"A farming system that is sustainable is the source of security for farmers," she said.
Mon wisdom has also been applied to raising chickens "in baskets". The method involves providing each bird with a basket, which prevents them wandering off and grazing on garden vegetables in neighbours' allotments. Chickens that stray can also become dinner for large snakes or local dogs.
The baskets offer a protective cocoon while also permitting ample space between chickens. The crammed conditions at battery farms are known to cause stress and inhibit the chickens' ability to produce quality eggs.
The chicken droppings are also gathered and scattered around the trees as natural fertiliser.
The cultural roots of Pathum Thani's ethnic Mon residents reach back more than 300 years to King Narai the Great, who ruled over the Ayutthaya kingdom from 1656 to the middle of 1688.
King Narai reigned as Mon people flowed into the kingdom to escape the war in their homeland. The King granted the migrants land in what is now part of Sam Khok district.
Another major wave of the Mon migrants arrived 150 years later during the reign of King Rama II of the present Chakri Dynasty. Some of this second batch of migrants, known as the "Mon Yai" and originating from Mottama in Thaton district of Myanmar's Mon state, were also placed in the Sam Khok settlement. Its population quickly expanded as the new arrivals and succeeding Mon generations found a foothold on the fertile soil.
Visitors check out the making of traditional farm products in the tourism community. (Photos by Pongpat Wongyala)
The ethnic group's substantial representation in Sam Khok district is reflected in Pathum Thani's official motto, which nods to the Mon's role in cultivating the province of Bua Luang (Sacred Lotus) and Ruang Khao (ear of rice).
Sunisa Boonyathissatharn, a visitor to the Ban Bor Thong community, said the community holds several pull factors, one of which is the popular khao chae -- a savoury dish of rice soaked in scented water accompanied by small tasty side dishes. Khao chae is believed to be a gastronomic creation of Mon migrants, who brought the recipe with them in the second exodus during the time of King Rama II.
Historians say the recipe has since been adapted and modified for different variations.
Pathum Thani governor Pinij Boonlert said visitors to the province can escape Bangkok's bustle to experience the slow life of bygone times via trips to the countryside.
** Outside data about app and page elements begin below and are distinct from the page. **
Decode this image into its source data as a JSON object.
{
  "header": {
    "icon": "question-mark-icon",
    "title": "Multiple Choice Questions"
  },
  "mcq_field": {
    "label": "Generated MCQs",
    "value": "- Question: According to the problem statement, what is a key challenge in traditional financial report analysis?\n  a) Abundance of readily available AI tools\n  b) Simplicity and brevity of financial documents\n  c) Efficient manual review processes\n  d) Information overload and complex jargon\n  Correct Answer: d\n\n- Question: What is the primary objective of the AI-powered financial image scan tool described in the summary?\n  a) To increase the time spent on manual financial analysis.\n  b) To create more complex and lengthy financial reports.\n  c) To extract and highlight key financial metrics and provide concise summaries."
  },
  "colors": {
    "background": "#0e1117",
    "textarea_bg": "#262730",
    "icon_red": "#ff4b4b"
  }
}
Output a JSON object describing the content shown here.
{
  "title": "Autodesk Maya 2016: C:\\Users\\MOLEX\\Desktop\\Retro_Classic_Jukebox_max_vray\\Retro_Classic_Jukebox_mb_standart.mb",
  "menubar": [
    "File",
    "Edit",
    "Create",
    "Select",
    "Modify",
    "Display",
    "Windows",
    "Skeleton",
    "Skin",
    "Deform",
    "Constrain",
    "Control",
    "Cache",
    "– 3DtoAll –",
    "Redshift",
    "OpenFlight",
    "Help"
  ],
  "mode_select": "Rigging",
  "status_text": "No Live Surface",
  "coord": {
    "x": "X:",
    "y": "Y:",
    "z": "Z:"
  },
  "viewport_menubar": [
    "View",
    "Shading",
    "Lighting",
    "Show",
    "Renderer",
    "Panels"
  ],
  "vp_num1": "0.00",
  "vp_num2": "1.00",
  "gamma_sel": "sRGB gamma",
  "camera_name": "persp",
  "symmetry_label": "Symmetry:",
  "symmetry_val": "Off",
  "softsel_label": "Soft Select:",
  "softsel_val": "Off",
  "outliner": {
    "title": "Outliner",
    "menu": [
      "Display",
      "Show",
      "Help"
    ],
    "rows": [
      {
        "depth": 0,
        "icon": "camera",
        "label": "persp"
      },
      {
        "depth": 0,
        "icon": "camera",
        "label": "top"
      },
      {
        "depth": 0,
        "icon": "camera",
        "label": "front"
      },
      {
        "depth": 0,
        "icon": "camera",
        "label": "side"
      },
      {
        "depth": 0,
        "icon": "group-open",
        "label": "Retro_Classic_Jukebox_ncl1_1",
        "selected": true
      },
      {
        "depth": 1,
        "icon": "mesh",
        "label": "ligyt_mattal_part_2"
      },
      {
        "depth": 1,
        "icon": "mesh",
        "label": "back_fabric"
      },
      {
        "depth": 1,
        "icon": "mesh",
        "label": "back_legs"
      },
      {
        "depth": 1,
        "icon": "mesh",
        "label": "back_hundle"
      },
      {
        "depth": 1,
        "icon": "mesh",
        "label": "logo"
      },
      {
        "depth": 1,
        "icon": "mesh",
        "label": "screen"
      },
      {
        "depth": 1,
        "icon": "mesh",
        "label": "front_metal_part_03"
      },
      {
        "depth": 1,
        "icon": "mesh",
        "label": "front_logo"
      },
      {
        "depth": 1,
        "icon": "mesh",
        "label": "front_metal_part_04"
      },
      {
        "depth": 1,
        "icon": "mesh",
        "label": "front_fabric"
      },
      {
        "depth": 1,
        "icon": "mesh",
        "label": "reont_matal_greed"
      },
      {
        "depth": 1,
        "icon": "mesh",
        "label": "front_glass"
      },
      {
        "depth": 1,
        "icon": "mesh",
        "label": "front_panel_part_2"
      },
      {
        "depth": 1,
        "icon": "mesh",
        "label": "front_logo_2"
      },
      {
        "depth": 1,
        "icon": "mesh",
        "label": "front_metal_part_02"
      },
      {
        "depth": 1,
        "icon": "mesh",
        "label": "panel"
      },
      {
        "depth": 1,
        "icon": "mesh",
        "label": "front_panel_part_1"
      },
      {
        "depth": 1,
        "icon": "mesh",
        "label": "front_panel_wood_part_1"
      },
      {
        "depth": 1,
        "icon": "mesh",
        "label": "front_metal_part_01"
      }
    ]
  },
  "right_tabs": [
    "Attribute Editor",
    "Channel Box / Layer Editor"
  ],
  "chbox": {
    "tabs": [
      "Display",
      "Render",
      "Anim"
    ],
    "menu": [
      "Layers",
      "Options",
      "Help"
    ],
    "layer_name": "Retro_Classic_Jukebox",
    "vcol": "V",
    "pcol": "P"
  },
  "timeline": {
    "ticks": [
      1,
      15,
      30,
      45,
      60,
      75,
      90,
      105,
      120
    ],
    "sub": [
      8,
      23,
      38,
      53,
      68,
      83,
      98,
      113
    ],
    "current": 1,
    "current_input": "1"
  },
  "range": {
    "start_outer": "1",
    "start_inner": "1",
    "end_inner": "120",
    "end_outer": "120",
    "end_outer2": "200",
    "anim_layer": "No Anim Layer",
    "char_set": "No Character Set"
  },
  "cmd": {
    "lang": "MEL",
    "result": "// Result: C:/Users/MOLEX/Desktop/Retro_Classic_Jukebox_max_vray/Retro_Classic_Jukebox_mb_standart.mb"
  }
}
They will find centuries-old Mon traditions are still shaping the province's cultural landscape. Anchoring them is a solid faith in Buddhism that will be familiar to all Thais as the foundation of a strong community.